Professor treats students to homemade baked goods
With the pandemic and nationwide quarantining occurring in March 2020, many took to baking bread to pass the time and learn a new skill. But philosophy professor Michael Deckard, Ph.D., made bread for a couple of years before everyone jumped in on the craze.
“In addition to meditation, I found baking bread and working with my hands as a way to slow down and focus,” said Deckard, who made his first sourdough starter four years ago. “I haven’t had to buy a loaf of bread in years.”
Once campus reopened and students returned to in-person instruction in fall 2020, Deckard started bringing his latest creations to the classroom.
“I’ve made rye, wheat, white, mixes of flours; sometimes, I will add sprouts,” he said. “Last semester, I brought in a fig bread with figs from a tree in my yard and also a loaf made with soaked wheatberries.”
His favorite to recreate is bauernbrot, a German farmer’s bread featuring sourdough, rye and all-purpose flour.
“Dr. Deckard is full of life, ambition and good energy. He often challenges his students to think outside of normative social ideologies and is somehow always able to incorporate philosophy into everyday life,” shared first-year student Fatima Ghaleb. “I was not surprised to learn he bakes his bread since he has shared that he likes to be sustainable as possible.”
Deckard likes to make his bread a little more on the health-conscious side – or as his mother used to say, “to cheat on the sugar” – to which some students are not accustomed.
‘It tastes healthy’ is a response he often hears from those trying slices of his homemade creations for the first time.
“He has brought bread for his class and to me, it tasted wonderful,” Ghaleb shared.
Although his classes are a bit larger this semester, he is still bringing in breads and, on occasion, cookies for his students to sample.
“It is hard to pass out things in class for students to eat with the mask mandates and inclement weather keeping us indoors – so I invite students to drop by during office hours and take a slice,” he shared.

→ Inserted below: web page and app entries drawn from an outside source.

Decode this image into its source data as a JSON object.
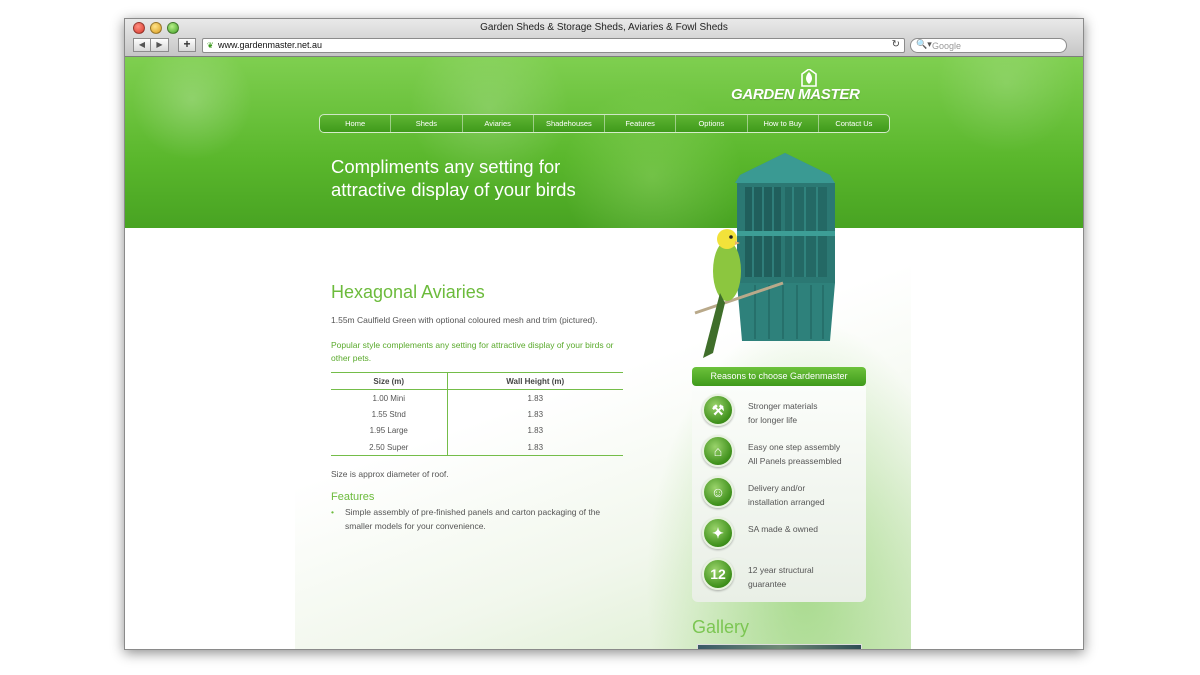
{
  "browser": {
    "window_title": "Garden Sheds & Storage Sheds, Aviaries & Fowl Sheds",
    "back_label": "◀",
    "forward_label": "▶",
    "add_label": "+",
    "url": "www.gardenmaster.net.au",
    "search_placeholder": "Google"
  },
  "site": {
    "logo_text": "GARDEN MASTER",
    "nav": [
      "Home",
      "Sheds",
      "Aviaries",
      "Shadehouses",
      "Features",
      "Options",
      "How to Buy",
      "Contact Us"
    ],
    "tagline_line1": "Compliments any setting for",
    "tagline_line2": "attractive display of your birds"
  },
  "main": {
    "title": "Hexagonal Aviaries",
    "para1": "1.55m Caulfield Green with optional coloured mesh and trim (pictured).",
    "para2": "Popular style complements any setting for attractive display of your birds or other pets.",
    "table": {
      "headers": [
        "Size (m)",
        "Wall Height (m)"
      ],
      "rows": [
        [
          "1.00 Mini",
          "1.83"
        ],
        [
          "1.55 Stnd",
          "1.83"
        ],
        [
          "1.95 Large",
          "1.83"
        ],
        [
          "2.50 Super",
          "1.83"
        ]
      ]
    },
    "note": "Size is approx diameter of roof.",
    "features_title": "Features",
    "features": [
      "Simple assembly of pre-finished panels and carton packaging of the smaller models for your convenience."
    ]
  },
  "sidebar": {
    "reasons_title": "Reasons to choose Gardenmaster",
    "reasons": [
      {
        "icon": "tools-icon",
        "line1": "Stronger materials",
        "line2": "for longer life"
      },
      {
        "icon": "shed-icon",
        "line1": "Easy one step assembly",
        "line2": "All Panels preassembled"
      },
      {
        "icon": "worker-icon",
        "line1": "Delivery and/or",
        "line2": "installation arranged"
      },
      {
        "icon": "sa-badge-icon",
        "line1": "SA made & owned",
        "line2": ""
      },
      {
        "icon": "guarantee-badge-icon",
        "badge_number": "12",
        "line1": "12 year structural",
        "line2": "guarantee"
      }
    ],
    "gallery_title": "Gallery"
  },
  "colors": {
    "brand_green": "#5ab72c",
    "text_green": "#6cbb3c",
    "aviary_teal": "#2f7f7a"
  }
}
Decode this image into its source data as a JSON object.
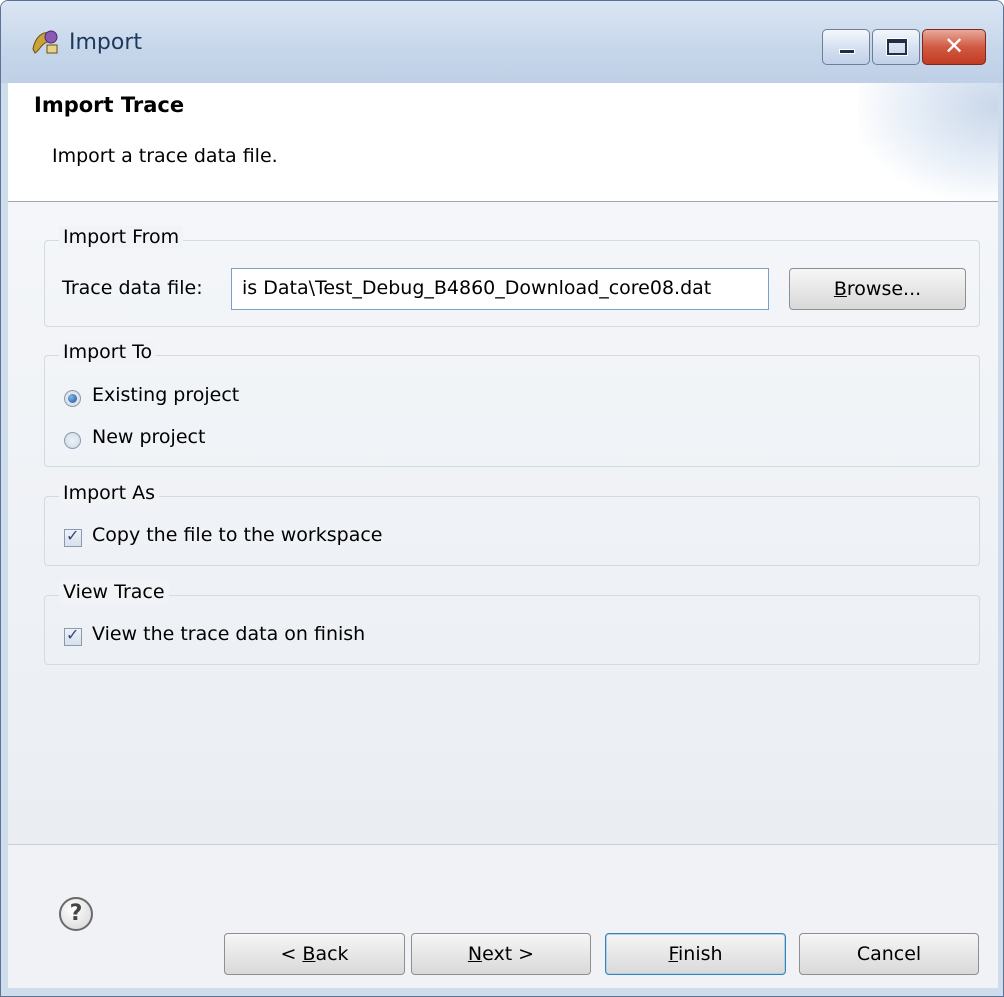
{
  "window": {
    "title": "Import",
    "icon": "eclipse-import-wizard-icon",
    "controls": {
      "minimize": "minimize-icon",
      "maximize": "maximize-icon",
      "close": "close-icon",
      "close_glyph": "✕"
    }
  },
  "header": {
    "title": "Import Trace",
    "description": "Import a trace data file."
  },
  "import_from": {
    "group_label": "Import From",
    "field_label": "Trace data file:",
    "file_value": "is Data\\Test_Debug_B4860_Download_core08.dat",
    "browse_first": "B",
    "browse_rest": "rowse..."
  },
  "import_to": {
    "group_label": "Import To",
    "options": [
      {
        "label": "Existing project",
        "selected": true
      },
      {
        "label": "New project",
        "selected": false
      }
    ]
  },
  "import_as": {
    "group_label": "Import As",
    "checkbox_label": "Copy the file to the workspace",
    "checked": true
  },
  "view_trace": {
    "group_label": "View Trace",
    "checkbox_label": "View the trace data on finish",
    "checked": true
  },
  "footer": {
    "help_glyph": "?",
    "back_prefix": "< ",
    "back_first": "B",
    "back_rest": "ack",
    "next_first": "N",
    "next_rest": "ext >",
    "finish_first": "F",
    "finish_rest": "inish",
    "cancel": "Cancel"
  },
  "colors": {
    "frame": "#cfdcec",
    "default_button_border": "#3c7fb1",
    "input_border": "#7a9fc8"
  }
}
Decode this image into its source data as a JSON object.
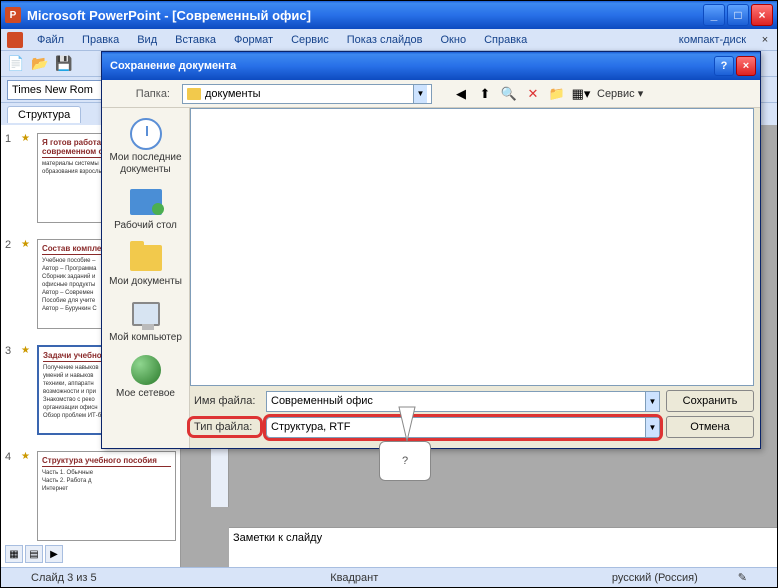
{
  "app": {
    "title": "Microsoft PowerPoint - [Современный офис]"
  },
  "menu": {
    "items": [
      "Файл",
      "Правка",
      "Вид",
      "Вставка",
      "Формат",
      "Сервис",
      "Показ слайдов",
      "Окно",
      "Справка"
    ],
    "right": "компакт-диск"
  },
  "fontbar": {
    "font": "Times New Rom"
  },
  "tabbar": {
    "tab": "Структура"
  },
  "slides": [
    {
      "num": "1",
      "title": "Я готов работать в современном офисе",
      "lines": [
        "материалы системы",
        "образования взрослых"
      ]
    },
    {
      "num": "2",
      "title": "Состав комплекта",
      "lines": [
        "Учебное пособие –",
        "Автор – Программа",
        "Сборник заданий и",
        "офисные продукты",
        "Автор – Современ",
        "Пособие для учите",
        "Автор – Бурункин С"
      ]
    },
    {
      "num": "3",
      "title": "Задачи учебного пособия",
      "lines": [
        "Получение навыков",
        "умений и навыков",
        "техники, аппаратн",
        "возможности и при",
        "Знакомство с реко",
        "организации офисн",
        "Обзор проблем ИТ-безопасности"
      ]
    },
    {
      "num": "4",
      "title": "Структура учебного пособия",
      "lines": [
        "Часть 1. Обычные",
        "Часть 2. Работа д",
        "Интернет"
      ]
    }
  ],
  "notes": {
    "placeholder": "Заметки к слайду"
  },
  "status": {
    "slide": "Слайд 3 из 5",
    "layout": "Квадрант",
    "lang": "русский (Россия)"
  },
  "dialog": {
    "title": "Сохранение документа",
    "folder_label": "Папка:",
    "folder_value": "документы",
    "service": "Сервис",
    "places": [
      {
        "key": "recent",
        "label": "Мои последние документы"
      },
      {
        "key": "desktop",
        "label": "Рабочий стол"
      },
      {
        "key": "mydocs",
        "label": "Мои документы"
      },
      {
        "key": "mycomp",
        "label": "Мой компьютер"
      },
      {
        "key": "network",
        "label": "Мое сетевое"
      }
    ],
    "filename_label": "Имя файла:",
    "filename_value": "Современный офис",
    "filetype_label": "Тип файла:",
    "filetype_value": "Структура, RTF",
    "save": "Сохранить",
    "cancel": "Отмена"
  },
  "callout": {
    "text": "?"
  }
}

With spring here, Deckard is not only looking forward to taking his classes outside but also trying a new approach to sourcing his flour.

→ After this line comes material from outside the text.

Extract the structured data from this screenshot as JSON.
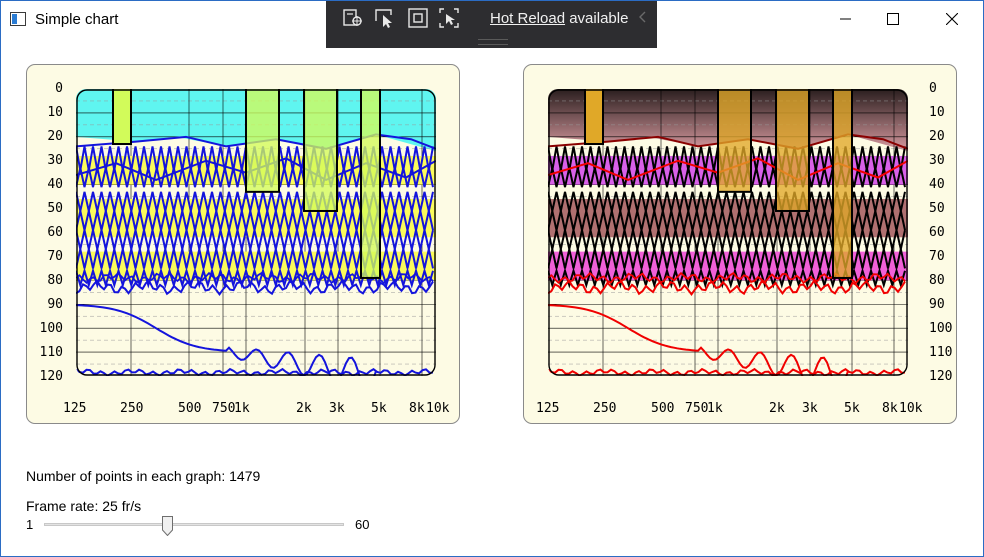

“I planted a winter crop of wheat in my home garden – so once that grows, my goal is to grind that up to use in some bread – making it so the only thing I will need to purchase is salt,” he said.
As the semester is quickly coming to a close, Deckard shares a piece of advice for students he has learned while on his breadmaking journey.

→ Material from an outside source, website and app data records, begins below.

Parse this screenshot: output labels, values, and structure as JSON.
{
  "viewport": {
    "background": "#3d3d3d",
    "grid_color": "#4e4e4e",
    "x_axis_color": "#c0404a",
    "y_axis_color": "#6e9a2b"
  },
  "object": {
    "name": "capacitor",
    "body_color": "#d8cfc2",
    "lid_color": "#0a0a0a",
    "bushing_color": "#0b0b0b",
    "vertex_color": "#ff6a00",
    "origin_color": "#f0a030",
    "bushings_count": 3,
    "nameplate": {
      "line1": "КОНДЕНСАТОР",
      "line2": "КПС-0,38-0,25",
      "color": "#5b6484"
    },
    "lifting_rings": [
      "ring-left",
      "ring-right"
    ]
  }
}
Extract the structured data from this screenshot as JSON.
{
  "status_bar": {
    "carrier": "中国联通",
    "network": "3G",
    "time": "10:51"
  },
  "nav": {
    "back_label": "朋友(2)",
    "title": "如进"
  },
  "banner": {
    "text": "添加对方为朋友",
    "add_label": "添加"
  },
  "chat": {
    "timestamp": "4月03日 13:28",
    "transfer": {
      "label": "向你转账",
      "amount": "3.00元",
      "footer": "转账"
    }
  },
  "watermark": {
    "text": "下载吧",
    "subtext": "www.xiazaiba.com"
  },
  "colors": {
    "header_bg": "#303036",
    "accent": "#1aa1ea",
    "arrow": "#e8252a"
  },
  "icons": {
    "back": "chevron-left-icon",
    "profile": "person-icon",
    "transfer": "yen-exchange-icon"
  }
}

“Slow down,” he said. “Take a moment and slow down. The world around you is filled with stress and anxiety, and sometimes you’ll have a lot on your plate. So slow down and listen to yourself.”